We played all our favorites, some originals of Eli's including Dead End Road and Dance With Me, Gillian Welch's Orphan Girl, I Only Want to Be with You, and many more. But tonight it was the audience that made the evening.

House concerts are a wonderful idea. We shared an evening of intimate music with 15 folks. We didn't use a sound system, opting for dessert and coffee or wine instead. We got to talk to everybody there and make some new friends along the way.

If you get a chance to go to a house concert, do it! It's a great experience. If you're feeling really froggy, host one. It just takes a willingness to share space with a few good friends to enjoy music up close and personal. As one of tonight's listeners put it, "It's way better than sitting in front of the hi-fi."
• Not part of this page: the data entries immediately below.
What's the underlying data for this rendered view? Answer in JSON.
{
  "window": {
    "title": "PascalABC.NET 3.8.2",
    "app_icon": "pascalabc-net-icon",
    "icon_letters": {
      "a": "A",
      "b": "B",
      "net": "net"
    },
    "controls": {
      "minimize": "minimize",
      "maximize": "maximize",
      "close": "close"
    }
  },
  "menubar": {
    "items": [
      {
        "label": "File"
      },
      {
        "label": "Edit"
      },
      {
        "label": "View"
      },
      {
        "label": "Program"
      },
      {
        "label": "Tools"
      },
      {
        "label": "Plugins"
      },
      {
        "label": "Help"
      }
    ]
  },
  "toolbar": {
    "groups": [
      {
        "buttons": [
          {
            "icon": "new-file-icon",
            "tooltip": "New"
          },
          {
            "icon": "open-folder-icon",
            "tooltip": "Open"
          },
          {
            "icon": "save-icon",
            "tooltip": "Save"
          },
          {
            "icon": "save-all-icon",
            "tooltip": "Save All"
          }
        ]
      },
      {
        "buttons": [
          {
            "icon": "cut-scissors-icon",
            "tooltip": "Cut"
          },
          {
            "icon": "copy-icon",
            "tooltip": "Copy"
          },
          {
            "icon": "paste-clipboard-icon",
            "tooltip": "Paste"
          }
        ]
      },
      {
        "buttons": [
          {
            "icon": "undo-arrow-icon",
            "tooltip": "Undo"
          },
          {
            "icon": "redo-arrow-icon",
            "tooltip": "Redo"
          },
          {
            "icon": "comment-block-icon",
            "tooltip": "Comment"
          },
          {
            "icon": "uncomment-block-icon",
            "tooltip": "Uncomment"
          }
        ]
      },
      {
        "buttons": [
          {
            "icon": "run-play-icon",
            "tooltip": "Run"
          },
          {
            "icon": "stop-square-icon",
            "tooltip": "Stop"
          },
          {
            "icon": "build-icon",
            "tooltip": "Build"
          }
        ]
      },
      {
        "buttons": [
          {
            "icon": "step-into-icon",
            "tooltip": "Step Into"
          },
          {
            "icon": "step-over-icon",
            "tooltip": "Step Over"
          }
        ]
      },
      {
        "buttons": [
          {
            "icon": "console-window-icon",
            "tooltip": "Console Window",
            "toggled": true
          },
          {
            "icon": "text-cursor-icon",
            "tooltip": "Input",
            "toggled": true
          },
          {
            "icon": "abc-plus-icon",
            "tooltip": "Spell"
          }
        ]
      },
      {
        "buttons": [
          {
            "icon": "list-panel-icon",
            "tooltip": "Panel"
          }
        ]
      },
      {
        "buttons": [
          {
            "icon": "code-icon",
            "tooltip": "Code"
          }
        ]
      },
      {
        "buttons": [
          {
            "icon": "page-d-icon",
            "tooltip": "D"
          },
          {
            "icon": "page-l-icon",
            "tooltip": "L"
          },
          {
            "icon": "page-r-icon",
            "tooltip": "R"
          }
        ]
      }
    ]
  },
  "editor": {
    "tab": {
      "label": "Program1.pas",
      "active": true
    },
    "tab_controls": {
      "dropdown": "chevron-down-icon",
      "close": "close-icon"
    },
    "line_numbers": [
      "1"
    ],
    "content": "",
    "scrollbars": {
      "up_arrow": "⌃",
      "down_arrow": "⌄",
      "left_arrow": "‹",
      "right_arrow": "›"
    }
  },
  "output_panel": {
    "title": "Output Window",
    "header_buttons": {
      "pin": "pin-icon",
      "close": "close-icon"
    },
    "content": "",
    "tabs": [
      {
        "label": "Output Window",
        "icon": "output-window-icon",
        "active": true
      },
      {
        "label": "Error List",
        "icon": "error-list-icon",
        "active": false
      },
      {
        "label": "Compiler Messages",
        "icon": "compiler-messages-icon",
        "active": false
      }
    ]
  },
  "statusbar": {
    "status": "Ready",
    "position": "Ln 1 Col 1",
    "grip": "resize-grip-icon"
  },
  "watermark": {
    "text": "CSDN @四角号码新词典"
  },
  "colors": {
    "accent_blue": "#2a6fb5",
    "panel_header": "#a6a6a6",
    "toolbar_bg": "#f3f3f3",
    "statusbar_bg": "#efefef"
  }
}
Tuesday, January 26, 2010

Haiti Relief: CD Baby Will Donate $1 from CD Sales

For three years now, it's been my pleasure to handle online sales of CDs and song downloads through CD Baby. They are great folks who have worked to help independent musicians.

Now they're also working to help with relief efforts in Haiti. For the next two weeks, CD Baby will donate $1 from every CD sale through their web site to the American Red Cross and to Mercy Corps, a Portland-based (CD Baby is also based in Portland) relief agency. They will also donate $1 from every download sale over $8.99. (Read about it at

Of course, I'd love it if you purchase or download my recordings, but you might also discover some other great music, like Patchwork or Chris Wolf. This would also be a great time to get your copy of Give a Girl a Chance.

You certainly don't have to shop to help. Please consider making a donation to relief efforts in Haiti through the Red Cross, Mercy Corps, or join me in supporting relief efforts through Week of Compassion, the relief agency of the Christian Church (Disciples of Christ), my tribe of Christians.